- Israel media revealed that Israeli forces could have assassinated Soleimani in Damascus in February 2008, when he was with Imad Mughniyah, Hezbollah’s operations officer. Israel assassinated Mughniyah later that evening but Prime Minister Ehud Olmert had promised President George W Bush that only Mughniyah would be killed.
Looking ahead: There is much speculation as to what the Iranian military response will be, with analysts anticipating a major attack on US military or diplomatic targets and / or against US interests or allies in the Middle East.
- Israel is concerned that it could be targeted as part of a revenge attack and it declared a heightened state of alert in all of its representative offices around the world, as well as Jewish and Israeli institutions overseas.

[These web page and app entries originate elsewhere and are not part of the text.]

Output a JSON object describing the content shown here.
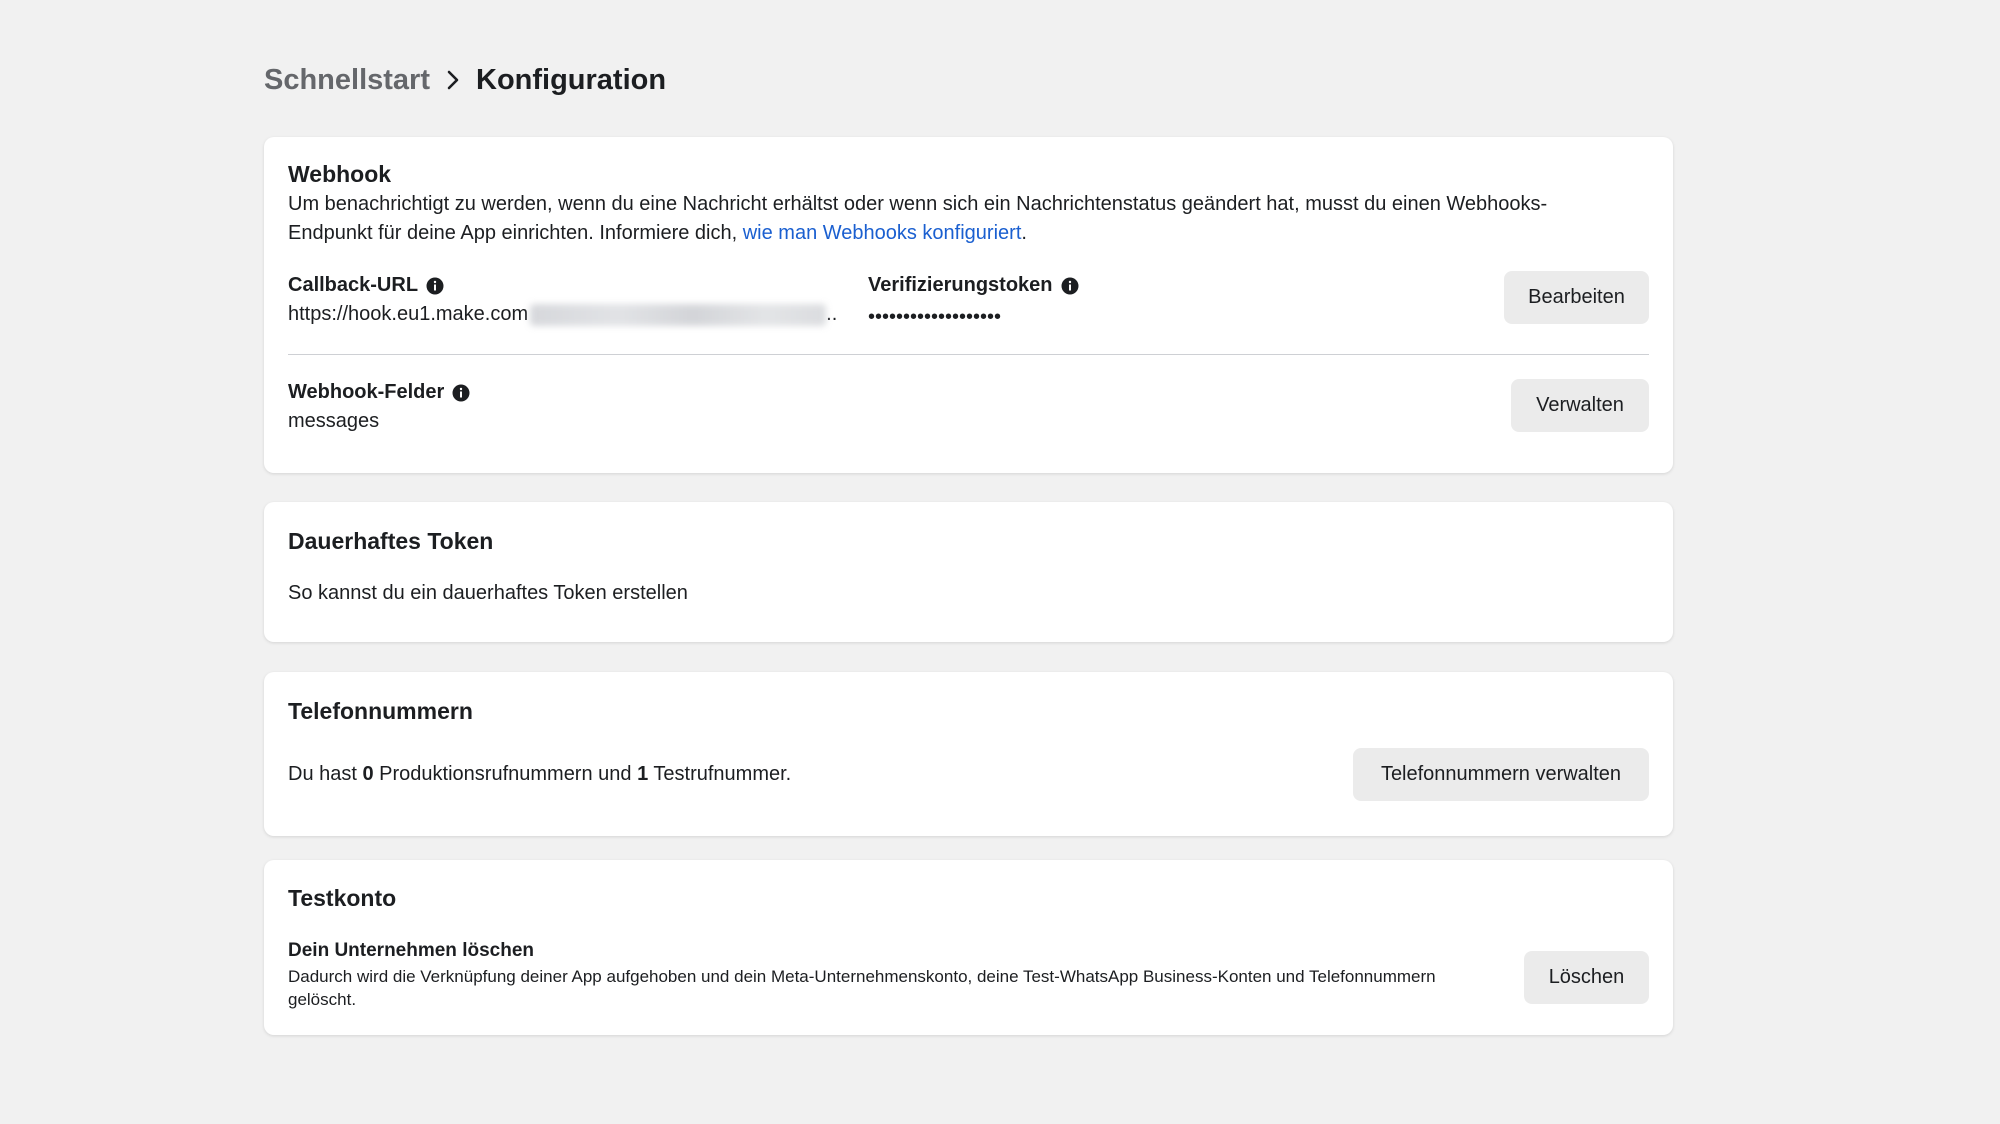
{
  "breadcrumb": {
    "previous": "Schnellstart",
    "current": "Konfiguration"
  },
  "webhook": {
    "title": "Webhook",
    "description_text": "Um benachrichtigt zu werden, wenn du eine Nachricht erhältst oder wenn sich ein Nachrichtenstatus geändert hat, musst du einen Webhooks-Endpunkt für deine App einrichten. Informiere dich, ",
    "description_link": "wie man Webhooks konfiguriert",
    "description_end": ".",
    "callback_label": "Callback-URL",
    "callback_value": "https://hook.eu1.make.com",
    "callback_ellipsis": "..",
    "token_label": "Verifizierungstoken",
    "token_value": "•••••••••••••••••••",
    "edit_button": "Bearbeiten",
    "fields_label": "Webhook-Felder",
    "fields_value": "messages",
    "manage_button": "Verwalten"
  },
  "token": {
    "title": "Dauerhaftes Token",
    "link": "So kannst du ein dauerhaftes Token erstellen"
  },
  "phones": {
    "title": "Telefonnummern",
    "text_1": "Du hast ",
    "production_count": "0",
    "text_2": " Produktionsrufnummern und ",
    "test_count": "1",
    "text_3": " Testrufnummer.",
    "manage_button": "Telefonnummern verwalten"
  },
  "test_account": {
    "title": "Testkonto",
    "delete_heading": "Dein Unternehmen löschen",
    "delete_description": "Dadurch wird die Verknüpfung deiner App aufgehoben und dein Meta-Unternehmenskonto, deine Test-WhatsApp Business-Konten und Telefonnummern gelöscht.",
    "delete_button": "Löschen"
  },
  "colors": {
    "background": "#f1f1f1",
    "card": "#ffffff",
    "link": "#1a5fd0",
    "button": "#ebebeb",
    "muted_text": "#65676b"
  },
  "icons": [
    "chevron-right-icon",
    "info-icon"
  ]
}
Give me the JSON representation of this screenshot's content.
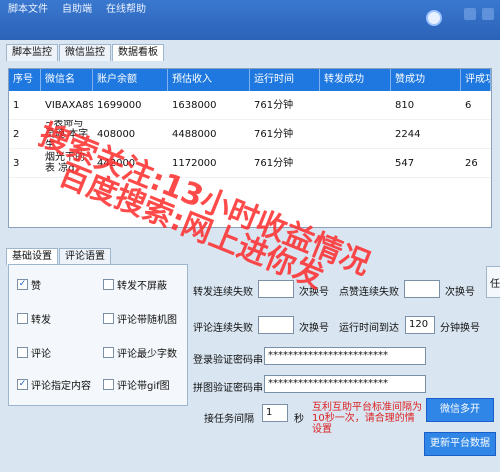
{
  "titlebar": {
    "menu": [
      "脚本文件",
      "自助端",
      "在线帮助"
    ]
  },
  "top_tabs": [
    "脚本监控",
    "微信监控",
    "数据看板"
  ],
  "table": {
    "headers": [
      "序号",
      "微信名",
      "账户余额",
      "预估收入",
      "运行时间",
      "转发成功",
      "赞成功",
      "评成功"
    ],
    "rows": [
      [
        "1",
        "VIBAXA89...",
        "1699000",
        "1638000",
        "761分钟",
        "",
        "810",
        "6"
      ],
      [
        "2",
        "~表命与灵魂 本字生",
        "408000",
        "4488000",
        "761分钟",
        "",
        "2244",
        ""
      ],
      [
        "3",
        "烟光下的表 凉q",
        "442000",
        "1172000",
        "761分钟",
        "",
        "547",
        "26"
      ]
    ]
  },
  "bottom_tabs": [
    "基础设置",
    "评论语置"
  ],
  "checkboxes": [
    {
      "label": "赞",
      "checked": true
    },
    {
      "label": "转发不屏蔽",
      "checked": false
    },
    {
      "label": "转发",
      "checked": false
    },
    {
      "label": "评论带随机图",
      "checked": false
    },
    {
      "label": "评论",
      "checked": false
    },
    {
      "label": "评论最少字数",
      "checked": false
    },
    {
      "label": "评论指定内容",
      "checked": true
    },
    {
      "label": "评论带gif图",
      "checked": false
    }
  ],
  "settings": {
    "fwd_fail_label": "转发连续失败",
    "fwd_fail_unit": "次换号",
    "like_fail_label": "点赞连续失败",
    "like_fail_unit": "次换号",
    "cmt_fail_label": "评论连续失败",
    "cmt_fail_unit": "次换号",
    "run_time_label": "运行时间到达",
    "run_time_value": "120",
    "run_time_unit": "分钟换号",
    "login_pwd_label": "登录验证密码串",
    "login_pwd_value": "************************",
    "puzzle_pwd_label": "拼图验证密码串",
    "puzzle_pwd_value": "************************",
    "interval_label": "接任务间隔",
    "interval_value": "1",
    "interval_unit": "秒",
    "right_cut_label": "任",
    "note": "互利互助平台标准间隔为10秒一次，请合理的情设置"
  },
  "buttons": {
    "save": "微信多开",
    "refresh": "更新平台数据"
  },
  "watermark": {
    "line1": "搜索关注:13小时收益情况",
    "line2": "百度搜索:网上进你发"
  }
}
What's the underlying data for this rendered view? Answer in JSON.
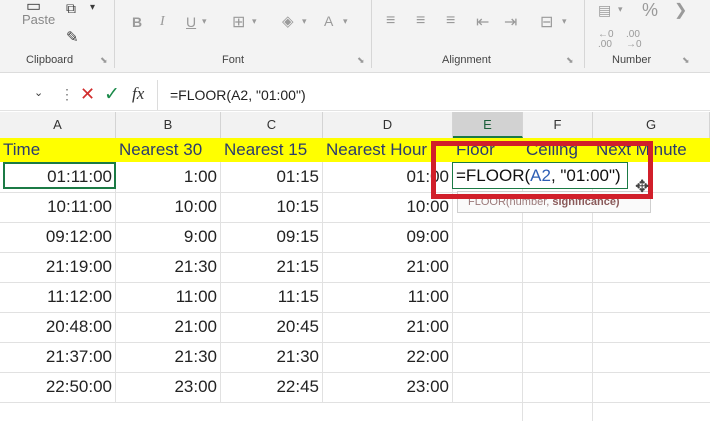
{
  "ribbon": {
    "clipboard": {
      "paste_label": "Paste",
      "group_label": "Clipboard"
    },
    "font": {
      "group_label": "Font"
    },
    "alignment": {
      "group_label": "Alignment"
    },
    "number": {
      "group_label": "Number",
      "percent_symbol": "%"
    }
  },
  "formula_bar": {
    "cancel_icon": "✕",
    "enter_icon": "✓",
    "fx_label": "fx",
    "formula": "=FLOOR(A2, \"01:00\")"
  },
  "columns": [
    "A",
    "B",
    "C",
    "D",
    "E",
    "F",
    "G"
  ],
  "headers": [
    "Time",
    "Nearest 30",
    "Nearest 15",
    "Nearest Hour",
    "Floor",
    "Ceiling",
    "Next Minute"
  ],
  "rows": [
    [
      "01:11:00",
      "1:00",
      "01:15",
      "01:00"
    ],
    [
      "10:11:00",
      "10:00",
      "10:15",
      "10:00"
    ],
    [
      "09:12:00",
      "9:00",
      "09:15",
      "09:00"
    ],
    [
      "21:19:00",
      "21:30",
      "21:15",
      "21:00"
    ],
    [
      "11:12:00",
      "11:00",
      "11:15",
      "11:00"
    ],
    [
      "20:48:00",
      "21:00",
      "20:45",
      "21:00"
    ],
    [
      "21:37:00",
      "21:30",
      "21:30",
      "22:00"
    ],
    [
      "22:50:00",
      "23:00",
      "22:45",
      "23:00"
    ]
  ],
  "edit": {
    "prefix": "=FLOOR(",
    "ref": "A2",
    "suffix": ", \"01:00\")",
    "tooltip_func": "FLOOR(number, ",
    "tooltip_arg": "significance)",
    "ref_color": "#2e5fb5"
  },
  "colors": {
    "accent": "#1b7a45",
    "highlight": "#ffff00",
    "annotation": "#d11f2a"
  }
}
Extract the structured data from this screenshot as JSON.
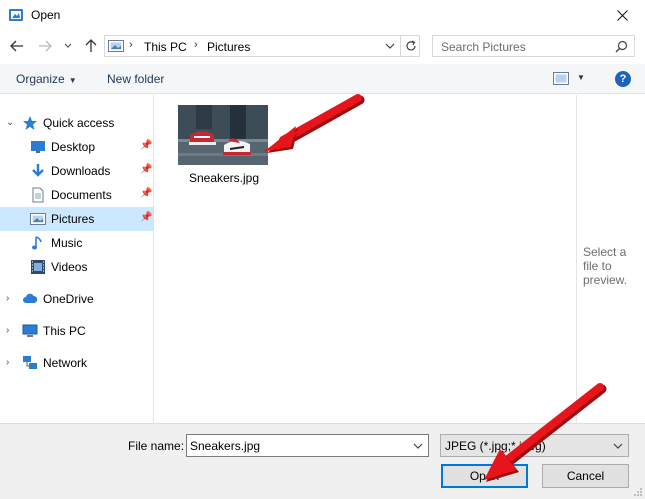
{
  "window": {
    "title": "Open"
  },
  "address": {
    "crumbs": [
      "This PC",
      "Pictures"
    ]
  },
  "search": {
    "placeholder": "Search Pictures"
  },
  "toolbar": {
    "organize": "Organize",
    "new_folder": "New folder",
    "help": "?"
  },
  "sidebar": {
    "quick_access": "Quick access",
    "items": [
      {
        "label": "Desktop",
        "icon": "desktop-icon",
        "pinned": true
      },
      {
        "label": "Downloads",
        "icon": "downloads-icon",
        "pinned": true
      },
      {
        "label": "Documents",
        "icon": "documents-icon",
        "pinned": true
      },
      {
        "label": "Pictures",
        "icon": "pictures-icon",
        "pinned": true,
        "selected": true
      },
      {
        "label": "Music",
        "icon": "music-icon",
        "pinned": false
      },
      {
        "label": "Videos",
        "icon": "videos-icon",
        "pinned": false
      }
    ],
    "onedrive": "OneDrive",
    "this_pc": "This PC",
    "network": "Network"
  },
  "files": [
    {
      "name": "Sneakers.jpg"
    }
  ],
  "preview": {
    "text": "Select a file to preview."
  },
  "bottom": {
    "file_name_label": "File name:",
    "file_name_value": "Sneakers.jpg",
    "file_type": "JPEG (*.jpg;*.jpeg)",
    "open_label": "Open",
    "cancel_label": "Cancel"
  },
  "colors": {
    "selection": "#cce8ff",
    "accent": "#0078d7",
    "annotation_arrow": "#e8141b"
  }
}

- Iran is unlikely to react until the end of Soleimani’s funeral. His body will continue to be taken around Iran, later today Supreme leader Ayatollah Khamenei will hold prayers at Tehran University then onto Qom for a ceremony at Masumeh shrine, ahead of a funeral on Tuesday in his hometown of Kerman. For the first time ever, a red flag was raised above the dome of the Jamkaran Mosque in Qom, symbolising a severe battle to come.
- Iran’s latest JCPOA announcement was a mix between pushing the boundaries of what the E3 can accept without initiating the dispute resolution (within the agreement) or the collapse of the JCPOA agreement. What will be key going forward is to what extent Iran violates its nuclear limits (i.e 20 per cent enrichment would be a clear red-line) and how much its breakout time (the amount of fissile material needed to create a nuclear bomb) shrinks, as well as how much Iran intends to cooperate with the IAEA.